These Wolverine Courtlands offer style and ruggedness in a boot package which is often reserved for logging and dropping heavy things on your feet. For the sharp dressed man or woman with a penchant for the rugged yet subtle style and more protective functionality of a boot, this is a worthy option. Here are a few initial thoughts on this boot after exercising it for a month in a wide variety of situations. Of course, a full exhaustive review will be forthcoming.
This is a classy boot which works with a large variety of styles. You can dress it up with some polish, wear it casual, or dress it down for this new style of leaving your boots untied in a careless hipster manner (which I do not understand, “I am so cool I don’t even tie my shoes!”). You can wear it with a nice pair of jeans or chinos and look sharp. The Chromexcel leather from Horween presents and wears well shined or unshined thanks to it’s wax impregnated texture. Chromexecel is expensive leather, consequently it also contributes to the higher price of the Courtlands. It is an ideal wearable leather for this application.

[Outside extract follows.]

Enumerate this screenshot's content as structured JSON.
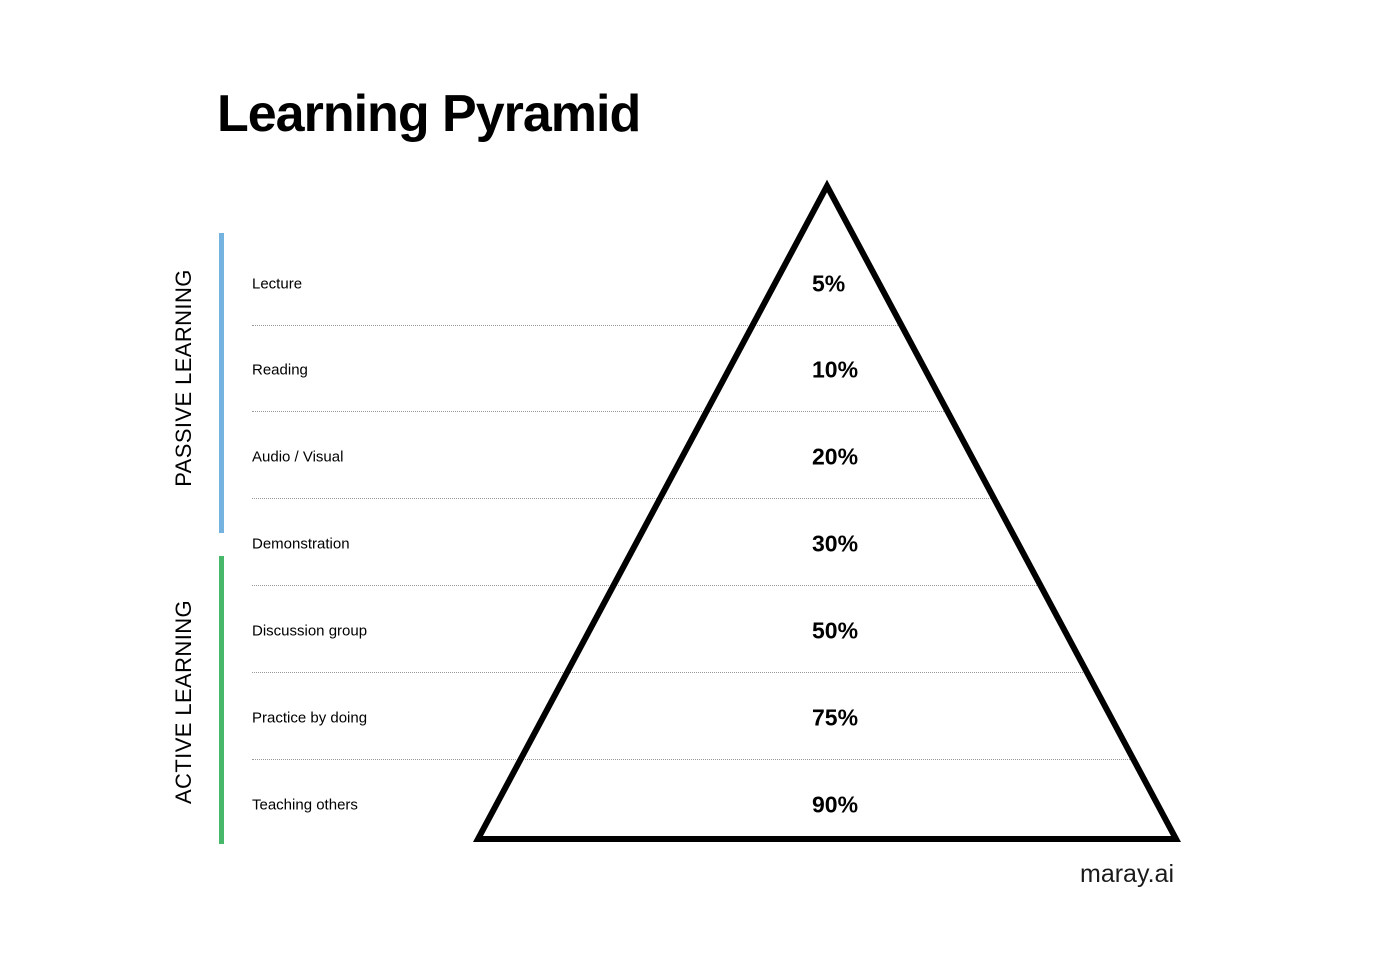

Some of the cheaper leather boots lack a decent cushion or arch support for your well used feet. Not so here. You get a thick goodyear welt (which provides good waterproofing) and a cork sole. After a month of heavy use, walks exceeding four miles, and plenty of on and off road trekking I still find the Courtlands impressively comfortable.
leather soles vs rubber pads

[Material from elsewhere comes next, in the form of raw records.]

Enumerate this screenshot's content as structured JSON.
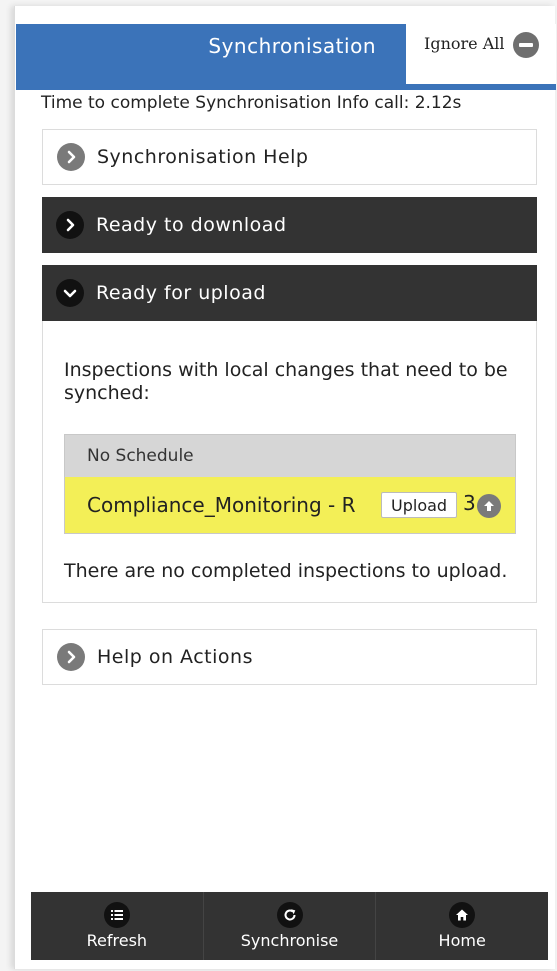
{
  "header": {
    "title": "Synchronisation",
    "ignore_all_label": "Ignore All",
    "accent_color": "#3b73b9"
  },
  "timing_text": "Time to complete Synchronisation Info call: 2.12s",
  "sections": {
    "sync_help": {
      "label": "Synchronisation Help",
      "icon": "chevron-right-icon"
    },
    "ready_download": {
      "label": "Ready to download",
      "icon": "chevron-right-icon",
      "expanded": false
    },
    "ready_upload": {
      "label": "Ready for upload",
      "icon": "chevron-down-icon",
      "expanded": true,
      "description": "Inspections with local changes that need to be synched:",
      "schedule_header": "No Schedule",
      "item_label": "Compliance_Monitoring - R",
      "item_tail": "3",
      "upload_label": "Upload",
      "footer": "There are no completed inspections to upload."
    },
    "help_actions": {
      "label": "Help on Actions",
      "icon": "chevron-right-icon"
    }
  },
  "bottom_nav": {
    "refresh": {
      "label": "Refresh",
      "icon": "list-icon"
    },
    "synchronise": {
      "label": "Synchronise",
      "icon": "refresh-icon"
    },
    "home": {
      "label": "Home",
      "icon": "home-icon"
    }
  },
  "colors": {
    "dark_bar": "#333333",
    "highlight_row": "#f3ef57",
    "schedule_header": "#d6d6d6"
  }
}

This is my second pair of 1000 Mile Boots from Wolverine. The first pair had leather soles that I later regretted buying because of their limited traction and extra wear when exposed to water. Here in the pacific northwest hiking up a mountain in the rain is not uncommon and the restraint on use was annoying. Not to mention they needed a new sole much quicker than I expected because of the water I did expose them to. These rubber soled Courtlands are a good spring and summer boot here in the NW, not so much a winter boot. Traction on ice is still dicey with the Vibram rubber pad.
These boots have a pad of textured rubber instead of an all leather sole and this provides some benefits over the leather sole. They are quieter, they have better (but still not as good as a full sole) traction, they have better longevity. However, the rubber pad is still held on with a heavy thread and glue that can wear out with use in water so it is not entirely an all weather boot, it is a most-weather boot. Overall, very nice boots and quite suitable for frequent use if you mind the limitations on water exposure and traction.
More to come!